Where do think that group is headed?
Whether del Bosque or otherwise, the team's manager for Euro 2016 and the 2018 World Cup in Russia will have the likes of Thiago Alcantara, Ander Iturraspe, Isco, Daniel Carvajal, Alberto Moreno, Asier Illarramendi, Alvaro Morata, Gerard Deulofeu, Jese Rodriguez, Marc Bartra, Martin Montoya, Iker Muniain, Ander Herrera, Cristian Tello and Inigo Martinez to choose from.
Add those names to the youthful stars already in the squad—players such as Koke, Sergio Busquets, Jordi Alba, Cesar Azpilicueta, Pedro, Javi Martinez, David de Gea and Diego Costa—and you have another potentially dominant nucleus.
And that's before you even factor in how that injection of youth, of vitality, could benefit experienced heads such as Andres Iniesta, Cesc Fabregas and Sergio Ramos.
Behind it all, those fabled Spanish youth academies, particularly those at Barcelona and Real Madrid, aren't going to halt the production line anytime soon.
Most importantly for Spain's next crop, the selection policy of the national squad will now be forced to change.
In the absence of the trophy-winning core, La Roja's manager need not worry about disrupting the flow of the machine. The conundrum of attempting to fix something not seemingly broken (it is now) will no longer play on the mind. Del Bosque or his successor can now discard the selection of players based on their familiarity with the system; the simple reason being that the system itself needs some tinkering.
Thus, as the Spanish look ahead to the defence of their European crown in France in two years' time, it's safe to assume that the reigning champions won't be weighed down by the same issues that have plagued their squad in Brazil.
Next time around, there will be no woefully misfiring strikers, no abundance of tired legs, no satisfied hunger to overcome, no goalkeepers short on minutes and no players selected based on nothing more than the manager's trust.

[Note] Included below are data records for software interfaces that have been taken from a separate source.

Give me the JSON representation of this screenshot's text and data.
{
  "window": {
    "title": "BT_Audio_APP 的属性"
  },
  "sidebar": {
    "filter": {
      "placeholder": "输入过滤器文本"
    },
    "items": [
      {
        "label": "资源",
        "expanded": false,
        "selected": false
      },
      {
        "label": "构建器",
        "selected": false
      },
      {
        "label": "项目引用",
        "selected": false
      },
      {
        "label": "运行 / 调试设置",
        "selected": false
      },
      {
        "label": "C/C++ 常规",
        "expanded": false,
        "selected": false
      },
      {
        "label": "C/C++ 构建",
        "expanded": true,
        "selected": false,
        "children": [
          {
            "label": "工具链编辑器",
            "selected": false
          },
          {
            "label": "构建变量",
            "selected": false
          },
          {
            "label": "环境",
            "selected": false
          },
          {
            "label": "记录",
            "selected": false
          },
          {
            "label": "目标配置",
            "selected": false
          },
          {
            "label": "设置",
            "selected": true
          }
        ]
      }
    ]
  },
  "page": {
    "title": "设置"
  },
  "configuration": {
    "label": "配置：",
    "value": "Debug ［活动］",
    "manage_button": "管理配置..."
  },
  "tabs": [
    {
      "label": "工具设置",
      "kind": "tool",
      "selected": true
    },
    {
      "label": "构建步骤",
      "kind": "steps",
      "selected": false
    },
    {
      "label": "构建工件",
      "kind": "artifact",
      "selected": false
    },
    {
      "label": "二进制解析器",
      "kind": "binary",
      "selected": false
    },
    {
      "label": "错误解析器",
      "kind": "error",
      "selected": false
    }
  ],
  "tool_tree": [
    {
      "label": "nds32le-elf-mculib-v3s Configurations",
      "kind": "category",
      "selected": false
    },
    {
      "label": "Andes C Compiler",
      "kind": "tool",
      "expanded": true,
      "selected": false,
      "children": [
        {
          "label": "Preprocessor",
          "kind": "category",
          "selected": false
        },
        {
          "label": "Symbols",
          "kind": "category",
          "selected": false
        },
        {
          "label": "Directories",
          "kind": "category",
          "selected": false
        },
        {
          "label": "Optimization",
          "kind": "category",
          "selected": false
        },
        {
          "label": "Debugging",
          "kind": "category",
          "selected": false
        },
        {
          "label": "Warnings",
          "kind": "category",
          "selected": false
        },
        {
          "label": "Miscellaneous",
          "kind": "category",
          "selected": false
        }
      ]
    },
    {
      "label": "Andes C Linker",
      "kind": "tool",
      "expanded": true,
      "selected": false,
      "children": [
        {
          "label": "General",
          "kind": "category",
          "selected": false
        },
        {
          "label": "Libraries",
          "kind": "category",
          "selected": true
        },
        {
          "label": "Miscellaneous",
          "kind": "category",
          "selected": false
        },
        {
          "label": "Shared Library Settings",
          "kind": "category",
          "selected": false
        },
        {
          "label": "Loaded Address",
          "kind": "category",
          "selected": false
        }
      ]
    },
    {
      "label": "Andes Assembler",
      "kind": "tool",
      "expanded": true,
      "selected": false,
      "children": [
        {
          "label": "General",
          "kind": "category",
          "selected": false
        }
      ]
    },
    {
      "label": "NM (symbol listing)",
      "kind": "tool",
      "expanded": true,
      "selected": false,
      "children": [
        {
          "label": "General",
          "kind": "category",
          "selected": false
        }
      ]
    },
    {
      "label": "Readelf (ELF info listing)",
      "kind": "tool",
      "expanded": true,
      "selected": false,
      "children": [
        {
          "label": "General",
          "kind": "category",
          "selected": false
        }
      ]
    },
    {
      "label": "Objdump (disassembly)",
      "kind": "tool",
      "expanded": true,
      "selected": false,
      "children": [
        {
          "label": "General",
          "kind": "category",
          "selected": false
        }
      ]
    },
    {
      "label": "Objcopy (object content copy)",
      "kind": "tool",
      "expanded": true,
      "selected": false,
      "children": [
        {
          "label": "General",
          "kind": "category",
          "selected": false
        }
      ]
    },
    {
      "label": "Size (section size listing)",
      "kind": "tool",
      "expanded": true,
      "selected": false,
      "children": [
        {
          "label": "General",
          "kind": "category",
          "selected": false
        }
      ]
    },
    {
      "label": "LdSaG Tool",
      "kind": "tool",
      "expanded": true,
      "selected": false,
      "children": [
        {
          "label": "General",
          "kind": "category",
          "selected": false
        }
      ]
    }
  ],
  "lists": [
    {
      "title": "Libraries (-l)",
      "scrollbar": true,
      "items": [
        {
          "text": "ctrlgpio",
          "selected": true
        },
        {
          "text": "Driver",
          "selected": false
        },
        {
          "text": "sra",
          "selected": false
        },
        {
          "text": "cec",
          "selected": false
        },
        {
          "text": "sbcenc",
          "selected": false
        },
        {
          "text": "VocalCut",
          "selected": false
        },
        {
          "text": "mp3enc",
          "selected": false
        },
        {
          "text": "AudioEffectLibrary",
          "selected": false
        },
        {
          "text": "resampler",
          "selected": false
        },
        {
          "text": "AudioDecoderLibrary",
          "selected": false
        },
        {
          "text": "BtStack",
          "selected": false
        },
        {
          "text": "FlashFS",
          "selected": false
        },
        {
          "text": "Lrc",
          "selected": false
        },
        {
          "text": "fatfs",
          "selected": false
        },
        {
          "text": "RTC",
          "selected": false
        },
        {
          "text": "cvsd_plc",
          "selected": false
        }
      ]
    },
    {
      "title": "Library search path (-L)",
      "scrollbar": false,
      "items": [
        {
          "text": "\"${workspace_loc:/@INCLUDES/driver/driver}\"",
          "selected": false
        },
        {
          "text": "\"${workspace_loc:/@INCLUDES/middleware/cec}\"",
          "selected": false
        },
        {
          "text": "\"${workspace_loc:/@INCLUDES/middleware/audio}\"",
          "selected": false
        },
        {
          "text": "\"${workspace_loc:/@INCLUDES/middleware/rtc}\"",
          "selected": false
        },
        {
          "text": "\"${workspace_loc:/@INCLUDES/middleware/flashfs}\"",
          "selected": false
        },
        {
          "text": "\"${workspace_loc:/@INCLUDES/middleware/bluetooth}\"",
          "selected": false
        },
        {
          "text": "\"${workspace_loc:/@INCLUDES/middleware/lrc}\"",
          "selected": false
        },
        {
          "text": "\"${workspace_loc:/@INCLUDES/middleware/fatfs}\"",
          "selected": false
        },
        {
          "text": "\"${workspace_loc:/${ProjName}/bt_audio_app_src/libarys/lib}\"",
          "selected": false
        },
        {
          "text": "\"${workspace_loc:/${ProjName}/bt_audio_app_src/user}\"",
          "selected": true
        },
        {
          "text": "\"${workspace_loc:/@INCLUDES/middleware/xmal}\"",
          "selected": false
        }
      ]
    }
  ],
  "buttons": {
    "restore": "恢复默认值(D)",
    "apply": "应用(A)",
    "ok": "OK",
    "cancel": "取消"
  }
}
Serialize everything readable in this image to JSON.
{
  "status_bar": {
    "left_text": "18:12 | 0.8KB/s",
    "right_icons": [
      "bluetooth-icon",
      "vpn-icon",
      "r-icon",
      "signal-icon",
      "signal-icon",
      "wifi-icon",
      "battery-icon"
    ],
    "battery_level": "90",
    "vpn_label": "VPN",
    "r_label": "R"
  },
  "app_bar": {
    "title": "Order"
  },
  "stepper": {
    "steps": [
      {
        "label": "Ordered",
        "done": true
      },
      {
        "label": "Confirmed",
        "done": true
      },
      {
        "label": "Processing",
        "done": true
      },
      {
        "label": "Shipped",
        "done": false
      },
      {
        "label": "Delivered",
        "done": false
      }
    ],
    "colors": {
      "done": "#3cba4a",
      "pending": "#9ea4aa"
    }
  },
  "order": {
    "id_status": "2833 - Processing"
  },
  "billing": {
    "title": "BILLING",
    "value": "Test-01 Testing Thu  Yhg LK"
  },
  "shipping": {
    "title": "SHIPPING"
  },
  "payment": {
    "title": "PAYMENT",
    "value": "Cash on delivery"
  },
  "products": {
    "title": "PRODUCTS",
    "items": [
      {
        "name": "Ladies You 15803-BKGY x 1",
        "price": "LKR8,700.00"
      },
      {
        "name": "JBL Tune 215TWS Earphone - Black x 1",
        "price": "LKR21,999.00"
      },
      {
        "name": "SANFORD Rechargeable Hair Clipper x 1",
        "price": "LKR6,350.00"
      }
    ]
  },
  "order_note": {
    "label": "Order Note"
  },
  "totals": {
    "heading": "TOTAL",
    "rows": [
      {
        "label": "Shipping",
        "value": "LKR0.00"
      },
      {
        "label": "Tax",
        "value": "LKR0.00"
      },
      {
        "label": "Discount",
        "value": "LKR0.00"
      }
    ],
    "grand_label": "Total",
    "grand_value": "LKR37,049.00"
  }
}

Of course, the recipe that has been used until now cannot be lamented—one of the game's most glittering outfits of all time was its product. But the regeneration of La Roja will force a shift away from the trusted methods somewhat, allowing the necessary reinvention of the Spanish team to occur.
Looking at what's to come, it's hard to believe that Spain have reached the precipice.
Instead, as Richard Farley of NBC Sports put it, the emperor might just be ready for some new clothes.